Kasongha is an urban area with a good grid of roads that can host either a motorbike or a car. The area is speckled with concrete homes, so much so that there is very little vegetation left. But just 20 years ago, this area used to be covered with agriculture. In 1999, the man who owned this land worked with the African Muslim Agency to construct an Islamic school and college. The institutions became very successful, drawing large crowds to settle in the area.
The community has made a lot of progress in this short time with all its concrete buildings and business outlets, and they're even connected to the national power supply.
The majority of adults become petty traders, while others are civil servants or teachers. It's typical for more than one family to be renting a single concrete home.
As alluded to above, most community members are Muslim. There are also some Christians who have settled in the area who live in great peace with the Muslim community. Both religious groups gather for certain celebrations.
A day in a Muslim community begins early at 5:30am so that people can get ready for Suba prayer. The kids are ready with all their chores done by 7:30am so they can get to school. Adults spread out to different places to sell produce or wares, with nobody returning home before 8pm.
This hand-dug well is affected by Sierra Leone's severe dry season (lasting for a quarter of the year!). It and hundreds of other wells in Africa are negatively impacted by fluctuating water tables dependent on rainfall, and we're not going to shy away. We've noticed the community takes wonderful care of this well, and it will be incredible to have it up and running with reliable clean water throughout the year.

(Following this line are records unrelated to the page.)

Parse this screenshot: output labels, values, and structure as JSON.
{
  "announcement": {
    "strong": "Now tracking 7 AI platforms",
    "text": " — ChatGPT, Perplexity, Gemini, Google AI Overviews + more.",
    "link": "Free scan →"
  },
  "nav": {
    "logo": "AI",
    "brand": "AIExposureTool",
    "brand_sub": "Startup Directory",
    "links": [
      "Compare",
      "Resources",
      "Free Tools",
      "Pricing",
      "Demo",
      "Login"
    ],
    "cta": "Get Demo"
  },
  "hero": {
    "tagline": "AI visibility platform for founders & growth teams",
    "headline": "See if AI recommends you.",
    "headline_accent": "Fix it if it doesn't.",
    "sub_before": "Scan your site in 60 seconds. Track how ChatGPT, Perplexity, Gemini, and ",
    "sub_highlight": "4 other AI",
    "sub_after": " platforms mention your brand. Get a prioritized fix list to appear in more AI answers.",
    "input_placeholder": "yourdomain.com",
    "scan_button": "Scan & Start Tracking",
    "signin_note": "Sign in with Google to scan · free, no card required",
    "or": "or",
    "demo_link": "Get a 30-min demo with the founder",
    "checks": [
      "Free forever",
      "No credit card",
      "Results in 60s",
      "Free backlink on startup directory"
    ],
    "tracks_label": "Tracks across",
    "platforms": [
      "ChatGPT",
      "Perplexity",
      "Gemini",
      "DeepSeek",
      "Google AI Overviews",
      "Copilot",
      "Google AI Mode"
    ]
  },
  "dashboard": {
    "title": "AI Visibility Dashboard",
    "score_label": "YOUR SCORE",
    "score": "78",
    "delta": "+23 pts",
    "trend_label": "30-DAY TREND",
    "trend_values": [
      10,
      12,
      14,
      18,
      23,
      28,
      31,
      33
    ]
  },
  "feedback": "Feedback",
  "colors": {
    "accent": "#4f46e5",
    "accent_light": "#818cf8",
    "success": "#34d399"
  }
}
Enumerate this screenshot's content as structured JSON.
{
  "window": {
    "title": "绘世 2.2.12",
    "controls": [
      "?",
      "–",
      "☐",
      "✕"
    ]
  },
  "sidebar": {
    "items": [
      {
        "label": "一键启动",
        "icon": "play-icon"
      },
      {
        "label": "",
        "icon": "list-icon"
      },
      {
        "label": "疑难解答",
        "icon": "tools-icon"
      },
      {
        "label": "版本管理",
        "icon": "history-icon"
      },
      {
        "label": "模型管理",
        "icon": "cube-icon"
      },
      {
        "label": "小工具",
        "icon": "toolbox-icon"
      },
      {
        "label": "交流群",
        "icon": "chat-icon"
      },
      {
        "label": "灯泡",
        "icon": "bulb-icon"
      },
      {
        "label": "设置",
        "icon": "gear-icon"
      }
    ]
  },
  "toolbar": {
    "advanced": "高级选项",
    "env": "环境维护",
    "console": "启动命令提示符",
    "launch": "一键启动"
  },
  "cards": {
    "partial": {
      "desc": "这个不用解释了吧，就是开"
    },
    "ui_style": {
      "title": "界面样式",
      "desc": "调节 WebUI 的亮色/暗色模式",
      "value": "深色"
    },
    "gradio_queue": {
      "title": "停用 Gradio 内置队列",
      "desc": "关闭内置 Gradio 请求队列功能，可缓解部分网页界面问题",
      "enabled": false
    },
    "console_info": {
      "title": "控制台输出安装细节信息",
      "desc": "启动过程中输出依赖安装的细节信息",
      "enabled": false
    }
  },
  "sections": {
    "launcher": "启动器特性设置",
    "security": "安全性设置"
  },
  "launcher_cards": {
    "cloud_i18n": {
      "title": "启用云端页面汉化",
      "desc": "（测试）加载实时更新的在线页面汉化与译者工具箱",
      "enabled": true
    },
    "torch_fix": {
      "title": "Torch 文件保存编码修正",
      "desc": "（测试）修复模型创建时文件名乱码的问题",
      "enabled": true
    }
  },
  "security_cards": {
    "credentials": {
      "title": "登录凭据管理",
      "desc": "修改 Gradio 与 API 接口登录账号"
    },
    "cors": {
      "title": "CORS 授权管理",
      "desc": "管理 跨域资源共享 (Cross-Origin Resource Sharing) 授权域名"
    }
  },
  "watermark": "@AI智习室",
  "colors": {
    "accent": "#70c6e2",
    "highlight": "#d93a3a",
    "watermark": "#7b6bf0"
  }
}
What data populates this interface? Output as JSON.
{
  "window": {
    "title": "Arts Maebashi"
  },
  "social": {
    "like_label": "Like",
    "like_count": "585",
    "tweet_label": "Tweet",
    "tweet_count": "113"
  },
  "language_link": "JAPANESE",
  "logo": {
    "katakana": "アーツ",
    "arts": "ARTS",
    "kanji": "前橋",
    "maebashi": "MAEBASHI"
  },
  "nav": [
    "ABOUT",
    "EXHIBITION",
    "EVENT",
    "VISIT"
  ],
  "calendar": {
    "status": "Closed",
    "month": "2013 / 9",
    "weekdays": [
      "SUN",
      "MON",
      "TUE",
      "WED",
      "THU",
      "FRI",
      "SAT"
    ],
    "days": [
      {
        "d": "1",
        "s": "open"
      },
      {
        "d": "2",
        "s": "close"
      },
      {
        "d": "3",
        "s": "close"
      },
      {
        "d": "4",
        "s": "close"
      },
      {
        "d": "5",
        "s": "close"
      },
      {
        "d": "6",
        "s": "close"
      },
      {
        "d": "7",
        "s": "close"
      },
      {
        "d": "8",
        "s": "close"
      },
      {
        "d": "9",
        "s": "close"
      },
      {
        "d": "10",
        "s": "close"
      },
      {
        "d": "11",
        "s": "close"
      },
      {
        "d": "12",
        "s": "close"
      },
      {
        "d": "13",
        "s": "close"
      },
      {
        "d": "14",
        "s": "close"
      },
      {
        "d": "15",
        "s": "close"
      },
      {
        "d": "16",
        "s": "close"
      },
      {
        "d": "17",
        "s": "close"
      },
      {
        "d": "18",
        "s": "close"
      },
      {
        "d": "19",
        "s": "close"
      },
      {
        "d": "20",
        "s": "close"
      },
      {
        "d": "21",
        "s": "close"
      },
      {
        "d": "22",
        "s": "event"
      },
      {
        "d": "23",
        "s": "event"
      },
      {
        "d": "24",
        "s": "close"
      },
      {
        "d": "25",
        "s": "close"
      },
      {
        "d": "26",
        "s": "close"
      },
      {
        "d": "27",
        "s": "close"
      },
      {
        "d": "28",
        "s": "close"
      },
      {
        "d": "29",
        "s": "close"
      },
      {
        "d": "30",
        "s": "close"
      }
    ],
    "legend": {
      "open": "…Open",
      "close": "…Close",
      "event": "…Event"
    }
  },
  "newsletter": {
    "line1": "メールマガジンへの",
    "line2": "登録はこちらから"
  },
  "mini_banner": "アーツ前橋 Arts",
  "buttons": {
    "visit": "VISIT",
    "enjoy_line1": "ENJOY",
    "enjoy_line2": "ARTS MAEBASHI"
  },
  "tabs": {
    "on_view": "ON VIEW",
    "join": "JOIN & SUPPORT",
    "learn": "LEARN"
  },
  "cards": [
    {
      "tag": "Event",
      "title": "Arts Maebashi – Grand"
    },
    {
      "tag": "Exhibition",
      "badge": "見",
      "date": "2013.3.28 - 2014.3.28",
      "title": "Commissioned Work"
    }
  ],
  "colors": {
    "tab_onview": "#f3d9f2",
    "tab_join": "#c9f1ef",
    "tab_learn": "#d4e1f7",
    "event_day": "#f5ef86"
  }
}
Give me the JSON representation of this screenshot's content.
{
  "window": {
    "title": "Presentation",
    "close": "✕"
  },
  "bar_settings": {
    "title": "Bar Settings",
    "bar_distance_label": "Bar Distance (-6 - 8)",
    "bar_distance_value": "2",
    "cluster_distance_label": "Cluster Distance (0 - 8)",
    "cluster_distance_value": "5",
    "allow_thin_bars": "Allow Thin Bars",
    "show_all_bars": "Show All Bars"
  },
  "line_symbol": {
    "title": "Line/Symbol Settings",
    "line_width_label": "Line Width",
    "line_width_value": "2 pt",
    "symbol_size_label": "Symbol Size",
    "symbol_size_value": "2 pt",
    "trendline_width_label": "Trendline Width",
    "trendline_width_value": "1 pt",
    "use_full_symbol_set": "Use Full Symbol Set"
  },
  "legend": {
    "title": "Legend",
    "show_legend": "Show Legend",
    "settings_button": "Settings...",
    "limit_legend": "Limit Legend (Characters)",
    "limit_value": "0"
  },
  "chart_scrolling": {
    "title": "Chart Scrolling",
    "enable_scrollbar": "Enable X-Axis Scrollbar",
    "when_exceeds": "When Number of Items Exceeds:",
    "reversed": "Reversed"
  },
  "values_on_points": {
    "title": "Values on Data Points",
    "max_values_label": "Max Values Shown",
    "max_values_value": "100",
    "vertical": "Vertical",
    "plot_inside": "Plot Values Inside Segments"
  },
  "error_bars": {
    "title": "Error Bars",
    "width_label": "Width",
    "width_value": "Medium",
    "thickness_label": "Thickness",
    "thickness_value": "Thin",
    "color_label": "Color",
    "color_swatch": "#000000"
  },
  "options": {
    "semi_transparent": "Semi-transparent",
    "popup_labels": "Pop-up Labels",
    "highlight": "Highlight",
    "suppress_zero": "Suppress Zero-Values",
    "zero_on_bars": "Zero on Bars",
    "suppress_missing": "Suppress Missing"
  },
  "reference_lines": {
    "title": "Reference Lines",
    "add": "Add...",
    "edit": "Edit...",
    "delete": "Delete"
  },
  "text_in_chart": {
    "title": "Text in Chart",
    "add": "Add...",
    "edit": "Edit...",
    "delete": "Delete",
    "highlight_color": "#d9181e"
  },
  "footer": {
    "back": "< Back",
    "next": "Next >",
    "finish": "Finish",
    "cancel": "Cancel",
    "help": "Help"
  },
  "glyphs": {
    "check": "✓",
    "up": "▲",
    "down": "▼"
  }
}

During our visit to Kasongha, we witnessed water coming from the pump, but only a few buckets could be filled before the well would need time to rest (the well is 20 meters deep with only 1.5 meters of water in it).
When the water table becomes inaccessible with the pump, community members are forced to get their water from the swamp again. Without clean water year round, community members are still suffering and even dying from waterborne diseases like typhoid and cholera.
Mr. Lamin Bangura told us, "Those of us living here hustle under the hot burning sun and need water constantly to rehydrate... so if we do not replace this with enough clean water, our days will be numbered. We could die at any moment through minor sicknesses."
One of the great things about this urban environment is how each household has its own pit latrine. They seem to be well kept, too. We're still seeing the fruits of our first training with people living here; the pits are covered when not in use and some even have hand-washing stations right outside (over 60%).
Even the water containers are clean, and drinking water is kept up off the ground.
100% of households have clotheslines, all but one or two have bathing shelters, and most people have garbage pits. However, dish racks still need to be adopted here.
Here is what we plan to do about it:
There will be hygiene and sanitation training sessions offered for three days in a row.
After our visit, the hygiene and sanitation trainer decided it would be best to teach community members how to build a tippy tap (a hand-washing station built with a jerrycan, string, and sticks). They will use these tippy taps for hand-washing demonstrations, and will also teach about other tools like dish racks and the importance of properly penning in animals.
We've developed an innovative method to convert hand-dug wells into boreholes. We are hoping we can drill down an additional 30 or more feet to make this a water source that lasts through all seasons.
The pump will be removed, and we either drill from the top or a man will be lowered inside with a hand auger. This hand auger will allow the team to drill several meters deeper to hit a sufficient water column that will ensure the well supplies water throughout the drier seasons. As the team drills, casing will be installed, transforming this hand-dug well into a pseudo-borehole. PVC piping will connect this lower system directly to the pump, a construction that we know will also improve the quality of water.
Once this plan is implemented, everyone within the community will have access to safe drinking water in both quality and quantity, even through the dry months.
This project is a part of our shared program with Mariatu’s Hope. Our team is pleased to provide the reports for this project (edited for readability) thanks to the hard work of our friends in Sierra Leone.